**Goal of the exercise:**
All lines containing the string "icon" must be copied from the entries.

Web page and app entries
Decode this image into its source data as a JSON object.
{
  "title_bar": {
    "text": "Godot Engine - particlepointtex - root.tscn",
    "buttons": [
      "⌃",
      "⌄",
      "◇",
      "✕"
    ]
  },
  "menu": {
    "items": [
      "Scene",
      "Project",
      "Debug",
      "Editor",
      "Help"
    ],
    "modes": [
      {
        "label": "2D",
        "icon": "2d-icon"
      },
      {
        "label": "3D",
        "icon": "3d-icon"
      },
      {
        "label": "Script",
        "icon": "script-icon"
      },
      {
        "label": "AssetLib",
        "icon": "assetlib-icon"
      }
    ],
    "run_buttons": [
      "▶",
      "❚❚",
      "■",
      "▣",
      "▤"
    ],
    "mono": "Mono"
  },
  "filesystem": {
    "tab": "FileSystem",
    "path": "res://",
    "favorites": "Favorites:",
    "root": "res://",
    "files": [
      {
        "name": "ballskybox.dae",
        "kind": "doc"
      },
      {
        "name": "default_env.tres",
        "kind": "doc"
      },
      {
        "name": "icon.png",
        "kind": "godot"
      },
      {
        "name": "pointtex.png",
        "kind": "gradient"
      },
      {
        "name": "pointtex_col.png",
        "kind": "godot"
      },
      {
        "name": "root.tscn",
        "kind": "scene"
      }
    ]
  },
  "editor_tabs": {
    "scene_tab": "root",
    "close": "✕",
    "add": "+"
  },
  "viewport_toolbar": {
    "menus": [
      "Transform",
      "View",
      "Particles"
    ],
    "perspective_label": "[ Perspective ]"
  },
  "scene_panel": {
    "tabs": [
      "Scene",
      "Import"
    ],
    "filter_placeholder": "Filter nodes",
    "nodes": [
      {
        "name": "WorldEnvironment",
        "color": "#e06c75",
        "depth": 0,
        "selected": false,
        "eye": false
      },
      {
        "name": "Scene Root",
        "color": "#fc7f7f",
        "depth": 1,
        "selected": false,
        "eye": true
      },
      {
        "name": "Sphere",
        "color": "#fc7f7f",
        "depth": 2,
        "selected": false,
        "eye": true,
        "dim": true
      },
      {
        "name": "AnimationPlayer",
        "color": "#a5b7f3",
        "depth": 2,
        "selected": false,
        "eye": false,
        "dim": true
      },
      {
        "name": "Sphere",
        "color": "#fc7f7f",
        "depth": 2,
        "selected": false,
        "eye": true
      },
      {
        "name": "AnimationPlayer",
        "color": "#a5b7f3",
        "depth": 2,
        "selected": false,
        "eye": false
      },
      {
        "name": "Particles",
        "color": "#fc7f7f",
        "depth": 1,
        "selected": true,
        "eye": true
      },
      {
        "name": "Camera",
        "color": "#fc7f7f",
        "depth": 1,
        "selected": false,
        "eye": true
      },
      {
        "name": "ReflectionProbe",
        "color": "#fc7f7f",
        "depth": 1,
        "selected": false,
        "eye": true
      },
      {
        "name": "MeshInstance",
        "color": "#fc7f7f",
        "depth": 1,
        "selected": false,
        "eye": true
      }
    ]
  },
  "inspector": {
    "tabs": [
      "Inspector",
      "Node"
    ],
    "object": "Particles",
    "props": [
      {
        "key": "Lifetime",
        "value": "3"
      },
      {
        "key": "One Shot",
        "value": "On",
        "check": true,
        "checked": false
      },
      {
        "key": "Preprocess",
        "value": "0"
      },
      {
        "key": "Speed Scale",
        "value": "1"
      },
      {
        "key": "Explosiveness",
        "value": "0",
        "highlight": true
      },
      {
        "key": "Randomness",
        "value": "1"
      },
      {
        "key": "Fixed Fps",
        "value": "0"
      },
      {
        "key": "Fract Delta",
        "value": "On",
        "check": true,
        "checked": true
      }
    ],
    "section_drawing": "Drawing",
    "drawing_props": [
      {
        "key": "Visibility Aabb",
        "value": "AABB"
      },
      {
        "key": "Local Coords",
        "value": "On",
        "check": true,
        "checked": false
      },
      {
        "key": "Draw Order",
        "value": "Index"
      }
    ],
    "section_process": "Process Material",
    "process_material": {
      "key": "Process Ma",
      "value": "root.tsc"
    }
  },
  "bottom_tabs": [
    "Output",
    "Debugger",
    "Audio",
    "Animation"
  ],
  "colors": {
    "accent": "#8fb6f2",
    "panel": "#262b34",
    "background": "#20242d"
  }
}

**Answer for the task:**
        "icon": "2d-icon"
        "icon": "3d-icon"
        "icon": "script-icon"
        "icon": "assetlib-icon"
        "name": "icon.png",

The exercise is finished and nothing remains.